*PROBLEM DESCRIPTION*
Repeat only the lines from the one holding "Parse this screenshot: output" down to the last line of the listing below, including both of those lines.

*EXTRACTED RECORDS*
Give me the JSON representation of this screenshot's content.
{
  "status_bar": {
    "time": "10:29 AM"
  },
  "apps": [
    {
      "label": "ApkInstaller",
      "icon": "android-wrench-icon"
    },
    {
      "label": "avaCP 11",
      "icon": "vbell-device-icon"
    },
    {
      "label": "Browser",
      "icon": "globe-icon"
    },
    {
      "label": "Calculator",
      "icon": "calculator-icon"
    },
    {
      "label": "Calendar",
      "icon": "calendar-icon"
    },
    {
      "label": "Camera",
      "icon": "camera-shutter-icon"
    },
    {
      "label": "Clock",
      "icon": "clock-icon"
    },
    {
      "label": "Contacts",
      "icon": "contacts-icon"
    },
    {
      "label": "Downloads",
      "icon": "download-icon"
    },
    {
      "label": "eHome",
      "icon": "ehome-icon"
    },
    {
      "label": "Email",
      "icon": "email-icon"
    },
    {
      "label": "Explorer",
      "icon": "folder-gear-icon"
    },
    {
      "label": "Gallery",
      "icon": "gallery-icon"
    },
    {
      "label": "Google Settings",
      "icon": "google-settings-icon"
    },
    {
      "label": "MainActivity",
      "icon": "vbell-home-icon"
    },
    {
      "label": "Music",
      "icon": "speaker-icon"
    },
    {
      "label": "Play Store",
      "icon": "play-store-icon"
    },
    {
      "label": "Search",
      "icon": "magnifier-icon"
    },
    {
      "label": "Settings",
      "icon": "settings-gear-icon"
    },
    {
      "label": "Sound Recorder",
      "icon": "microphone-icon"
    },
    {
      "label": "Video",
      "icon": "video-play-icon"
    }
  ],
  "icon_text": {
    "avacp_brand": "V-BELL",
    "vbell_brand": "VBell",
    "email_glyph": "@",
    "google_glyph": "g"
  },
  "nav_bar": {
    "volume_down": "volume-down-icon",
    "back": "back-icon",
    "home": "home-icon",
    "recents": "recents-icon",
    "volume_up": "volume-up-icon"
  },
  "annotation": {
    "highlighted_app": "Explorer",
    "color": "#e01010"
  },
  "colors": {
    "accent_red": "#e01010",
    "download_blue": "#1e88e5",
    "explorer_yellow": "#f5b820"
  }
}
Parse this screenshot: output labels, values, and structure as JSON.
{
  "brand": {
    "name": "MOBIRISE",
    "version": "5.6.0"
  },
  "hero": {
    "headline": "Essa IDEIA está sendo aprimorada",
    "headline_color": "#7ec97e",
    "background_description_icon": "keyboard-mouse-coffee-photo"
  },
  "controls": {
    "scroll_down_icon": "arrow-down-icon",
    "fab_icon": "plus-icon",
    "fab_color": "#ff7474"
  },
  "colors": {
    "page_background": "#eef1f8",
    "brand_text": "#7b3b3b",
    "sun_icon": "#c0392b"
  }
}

*FINAL ANSWER*
Parse this screenshot: output labels, values, and structure as JSON.
{
  "brand": {
    "name": "MOBIRISE",
    "version": "5.6.0"
  },
  "hero": {
    "headline": "Essa IDEIA está sendo aprimorada",
    "headline_color": "#7ec97e",
    "background_description_icon": "keyboard-mouse-coffee-photo"
  },
  "controls": {
    "scroll_down_icon": "arrow-down-icon",
    "fab_icon": "plus-icon",
    "fab_color": "#ff7474"
  },
  "colors": {
    "page_background": "#eef1f8",
    "brand_text": "#7b3b3b",
    "sun_icon": "#c0392b"
  }
}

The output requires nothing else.